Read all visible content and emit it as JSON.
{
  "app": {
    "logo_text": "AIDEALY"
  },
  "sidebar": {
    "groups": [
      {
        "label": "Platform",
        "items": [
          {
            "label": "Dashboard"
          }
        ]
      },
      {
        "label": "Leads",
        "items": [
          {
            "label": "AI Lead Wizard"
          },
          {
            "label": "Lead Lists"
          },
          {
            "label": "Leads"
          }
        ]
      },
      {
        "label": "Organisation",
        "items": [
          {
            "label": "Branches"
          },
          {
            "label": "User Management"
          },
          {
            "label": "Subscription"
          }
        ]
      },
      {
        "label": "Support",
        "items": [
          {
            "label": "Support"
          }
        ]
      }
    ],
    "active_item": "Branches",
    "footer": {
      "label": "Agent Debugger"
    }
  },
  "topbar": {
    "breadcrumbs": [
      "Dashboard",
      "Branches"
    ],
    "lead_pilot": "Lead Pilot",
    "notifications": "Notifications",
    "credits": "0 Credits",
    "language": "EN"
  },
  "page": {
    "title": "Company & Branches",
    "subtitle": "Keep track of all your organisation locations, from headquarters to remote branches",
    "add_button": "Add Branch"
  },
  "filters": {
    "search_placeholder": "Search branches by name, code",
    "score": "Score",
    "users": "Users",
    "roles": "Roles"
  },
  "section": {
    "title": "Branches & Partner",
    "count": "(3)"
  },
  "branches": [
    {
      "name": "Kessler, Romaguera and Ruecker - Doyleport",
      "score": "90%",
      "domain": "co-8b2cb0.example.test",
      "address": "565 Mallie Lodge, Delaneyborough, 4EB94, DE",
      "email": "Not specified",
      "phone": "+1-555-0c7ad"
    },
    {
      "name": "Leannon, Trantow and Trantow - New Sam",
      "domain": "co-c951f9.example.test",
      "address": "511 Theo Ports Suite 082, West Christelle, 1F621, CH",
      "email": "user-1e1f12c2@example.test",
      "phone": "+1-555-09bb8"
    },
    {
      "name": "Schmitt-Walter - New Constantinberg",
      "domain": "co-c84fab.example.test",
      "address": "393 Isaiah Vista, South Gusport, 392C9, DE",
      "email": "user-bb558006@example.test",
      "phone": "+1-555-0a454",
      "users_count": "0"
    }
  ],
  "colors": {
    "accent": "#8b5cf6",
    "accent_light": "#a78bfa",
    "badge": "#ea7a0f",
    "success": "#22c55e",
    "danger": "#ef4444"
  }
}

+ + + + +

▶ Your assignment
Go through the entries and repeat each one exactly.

▶ Expected answer
Read all visible content and emit it as JSON.
{
  "app": {
    "logo_text": "AIDEALY"
  },
  "sidebar": {
    "groups": [
      {
        "label": "Platform",
        "items": [
          {
            "label": "Dashboard"
          }
        ]
      },
      {
        "label": "Leads",
        "items": [
          {
            "label": "AI Lead Wizard"
          },
          {
            "label": "Lead Lists"
          },
          {
            "label": "Leads"
          }
        ]
      },
      {
        "label": "Organisation",
        "items": [
          {
            "label": "Branches"
          },
          {
            "label": "User Management"
          },
          {
            "label": "Subscription"
          }
        ]
      },
      {
        "label": "Support",
        "items": [
          {
            "label": "Support"
          }
        ]
      }
    ],
    "active_item": "Branches",
    "footer": {
      "label": "Agent Debugger"
    }
  },
  "topbar": {
    "breadcrumbs": [
      "Dashboard",
      "Branches"
    ],
    "lead_pilot": "Lead Pilot",
    "notifications": "Notifications",
    "credits": "0 Credits",
    "language": "EN"
  },
  "page": {
    "title": "Company & Branches",
    "subtitle": "Keep track of all your organisation locations, from headquarters to remote branches",
    "add_button": "Add Branch"
  },
  "filters": {
    "search_placeholder": "Search branches by name, code",
    "score": "Score",
    "users": "Users",
    "roles": "Roles"
  },
  "section": {
    "title": "Branches & Partner",
    "count": "(3)"
  },
  "branches": [
    {
      "name": "Kessler, Romaguera and Ruecker - Doyleport",
      "score": "90%",
      "domain": "co-8b2cb0.example.test",
      "address": "565 Mallie Lodge, Delaneyborough, 4EB94, DE",
      "email": "Not specified",
      "phone": "+1-555-0c7ad"
    },
    {
      "name": "Leannon, Trantow and Trantow - New Sam",
      "domain": "co-c951f9.example.test",
      "address": "511 Theo Ports Suite 082, West Christelle, 1F621, CH",
      "email": "user-1e1f12c2@example.test",
      "phone": "+1-555-09bb8"
    },
    {
      "name": "Schmitt-Walter - New Constantinberg",
      "domain": "co-c84fab.example.test",
      "address": "393 Isaiah Vista, South Gusport, 392C9, DE",
      "email": "user-bb558006@example.test",
      "phone": "+1-555-0a454",
      "users_count": "0"
    }
  ],
  "colors": {
    "accent": "#8b5cf6",
    "accent_light": "#a78bfa",
    "badge": "#ea7a0f",
    "success": "#22c55e",
    "danger": "#ef4444"
  }
}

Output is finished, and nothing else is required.